Reactor 4

The Nuclear Disaster.

On April 26 1986 The reactor exploded

The empty space is where the reactor core used to be.

The contents were sent into the sky as highly radioactive dust, polluting large areas of Belarus and Ukraine

The Sarcophagus

This structure is all that protects us from the remains of the reactor.

Welcome to the Malvern Link


The present borders of Belarus were established during the turmoil of World War II. The former Soviet republic was occupied by the Nazis between 1941 and 1944, when it lost 2.3 million people, including most of its large Jewish population. There are about 400,000 ethnic Poles living in the west of the country.

Webmasters note (22/2/14): We will review the contents of this page when the current political situation has stablized.


As Europes second largest country Ukraine is a land of wide, fertile agricultural plains, with large pockets of heavy industry in the east. While Ukraine and Russia share common historical origins, the west of the country has close ties with its European neighbours, particularly Poland, and Ukrainian nationalist sentiment is


On April 26, 1986 at 1.23 am technicians at the Chernobyl Nuclear Power Station in the Ukraine allowed the power in the fourth reactor to fall as part of a controlled experiment. To carry out their tests, they de-activated several major safety systems that would have shut down the reactor in an emergency.


The simple truth about running a charity as active as the Chernobyl Childrens Lifeline is that we are continually fund raising to finance the childrens visits. It costs over £450 in air fares and UK taxes to get each child here and to pay for their activities here.

Some of


The families that help the children have a great time whilst in the UK fall into two categories:
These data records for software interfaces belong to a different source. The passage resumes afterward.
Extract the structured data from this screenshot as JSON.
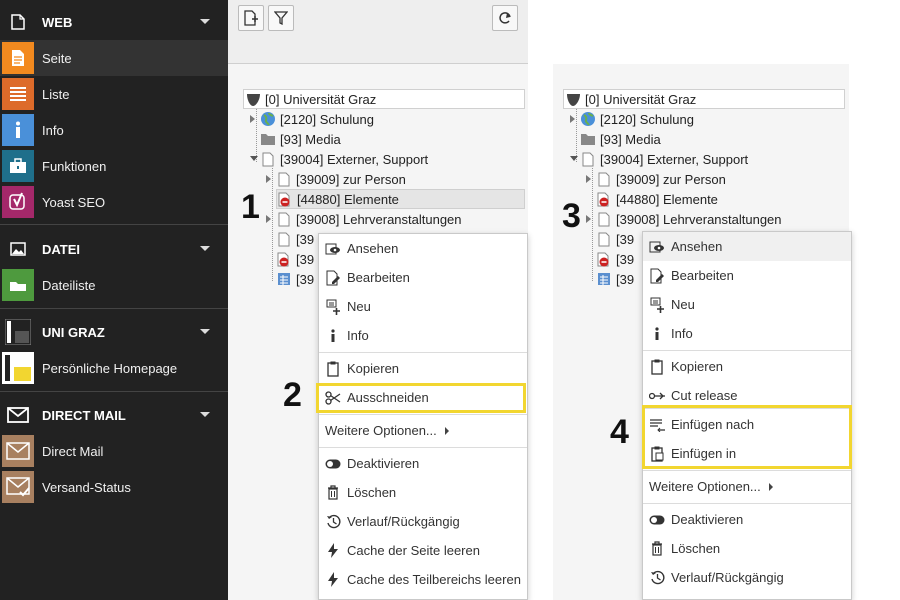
{
  "sidebar": {
    "groups": [
      {
        "label": "WEB",
        "icon": "page-icon",
        "modules": [
          {
            "label": "Seite",
            "icon": "page-module-icon",
            "color": "#f38a1f",
            "active": true
          },
          {
            "label": "Liste",
            "icon": "list-module-icon",
            "color": "#dd6b2a"
          },
          {
            "label": "Info",
            "icon": "info-module-icon",
            "color": "#4a90d9"
          },
          {
            "label": "Funktionen",
            "icon": "toolbox-module-icon",
            "color": "#1f6f8b"
          },
          {
            "label": "Yoast SEO",
            "icon": "yoast-icon",
            "color": "#a4286a"
          }
        ]
      },
      {
        "label": "DATEI",
        "icon": "image-icon",
        "modules": [
          {
            "label": "Dateiliste",
            "icon": "filelist-module-icon",
            "color": "#4e9a3e"
          }
        ]
      },
      {
        "label": "UNI GRAZ",
        "icon": "uni-graz-logo-icon",
        "modules": [
          {
            "label": "Persönliche Homepage",
            "icon": "uni-graz-logo-yellow-icon",
            "color": "#f2d630"
          }
        ]
      },
      {
        "label": "DIRECT MAIL",
        "icon": "mail-icon",
        "modules": [
          {
            "label": "Direct Mail",
            "icon": "envelope-icon",
            "color": "#a88060"
          },
          {
            "label": "Versand-Status",
            "icon": "envelope-check-icon",
            "color": "#a88060"
          }
        ]
      }
    ]
  },
  "toolbar": {
    "new_page_icon": "new-page-icon",
    "filter_icon": "filter-icon",
    "refresh_icon": "refresh-icon"
  },
  "tree": {
    "root": "[0] Universität Graz",
    "nodes": [
      {
        "label": "[2120] Schulung",
        "icon": "globe-icon"
      },
      {
        "label": "[93] Media",
        "icon": "folder-icon"
      },
      {
        "label": "[39004] Externer, Support",
        "icon": "page-icon"
      },
      {
        "label": "[39009] zur Person",
        "icon": "page-icon"
      },
      {
        "label": "[44880] Elemente",
        "icon": "page-hidden-icon"
      },
      {
        "label": "[39008] Lehrveranstaltungen",
        "icon": "page-icon"
      }
    ],
    "truncated": [
      "[39",
      "[39",
      "[39"
    ]
  },
  "menu1": {
    "items": [
      "Ansehen",
      "Bearbeiten",
      "Neu",
      "Info",
      "Kopieren",
      "Ausschneiden",
      "Weitere Optionen...",
      "Deaktivieren",
      "Löschen",
      "Verlauf/Rückgängig",
      "Cache der Seite leeren",
      "Cache des Teilbereichs leeren"
    ]
  },
  "menu2": {
    "items": [
      "Ansehen",
      "Bearbeiten",
      "Neu",
      "Info",
      "Kopieren",
      "Cut release",
      "Einfügen nach",
      "Einfügen in",
      "Weitere Optionen...",
      "Deaktivieren",
      "Löschen",
      "Verlauf/Rückgängig"
    ]
  },
  "steps": [
    "1",
    "2",
    "3",
    "4"
  ],
  "colors": {
    "highlight": "#f2d630",
    "sidebar_bg": "#222222",
    "hidden_red": "#cc2222"
  }
}
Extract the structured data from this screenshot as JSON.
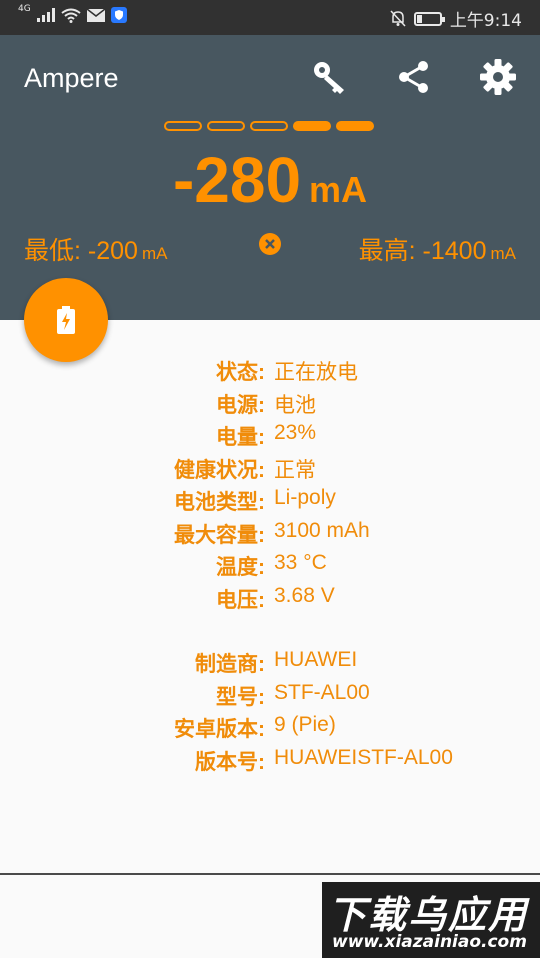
{
  "statusbar": {
    "network_tag": "4G",
    "time": "上午9:14",
    "battery_level": 0.23
  },
  "header": {
    "title": "Ampere"
  },
  "meter": {
    "dashes": [
      false,
      false,
      false,
      true,
      true
    ],
    "current_value": "-280",
    "current_unit": "mA",
    "min_label": "最低: -200",
    "min_unit": "mA",
    "max_label": "最高: -1400",
    "max_unit": "mA"
  },
  "colors": {
    "accent": "#ff9100",
    "header_bg": "#485760",
    "statusbar_bg": "#313131"
  },
  "info_rows": [
    {
      "key": "状态:",
      "value": "正在放电"
    },
    {
      "key": "电源:",
      "value": "电池"
    },
    {
      "key": "电量:",
      "value": "23%"
    },
    {
      "key": "健康状况:",
      "value": "正常"
    },
    {
      "key": "电池类型:",
      "value": "Li-poly"
    },
    {
      "key": "最大容量:",
      "value": "3100 mAh"
    },
    {
      "key": "温度:",
      "value": "33 °C"
    },
    {
      "key": "电压:",
      "value": "3.68 V"
    }
  ],
  "device_rows": [
    {
      "key": "制造商:",
      "value": "HUAWEI"
    },
    {
      "key": "型号:",
      "value": "STF-AL00"
    },
    {
      "key": "安卓版本:",
      "value": "9 (Pie)"
    },
    {
      "key": "版本号:",
      "value": "HUAWEISTF-AL00"
    }
  ],
  "watermark": {
    "main": "下载乌应用",
    "sub": "www.xiazainiao.com"
  },
  "icons": {
    "toolbar": [
      "key-icon",
      "share-icon",
      "gear-icon"
    ],
    "fab": "battery-charging-icon",
    "reset": "close-circle-icon"
  }
}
  • A family that can host two children for either two, or four weeks during the summer.

  • A buddy family, who may be unable to host, but can provide assistance to hosting families.

The Family Support Project

Formerly the 1,000 Families Project at Chernobyl Children’s Life Line.

The Family Support Project is a way of helping children and families in Belarus and Ukraine who find it hard to afford the most basic necessities in life. 

When the Project started in 1998 it was called the 100 Families Project as the target at the time was to help 100 families.  This soon became 1,000 families and it was then we decided to re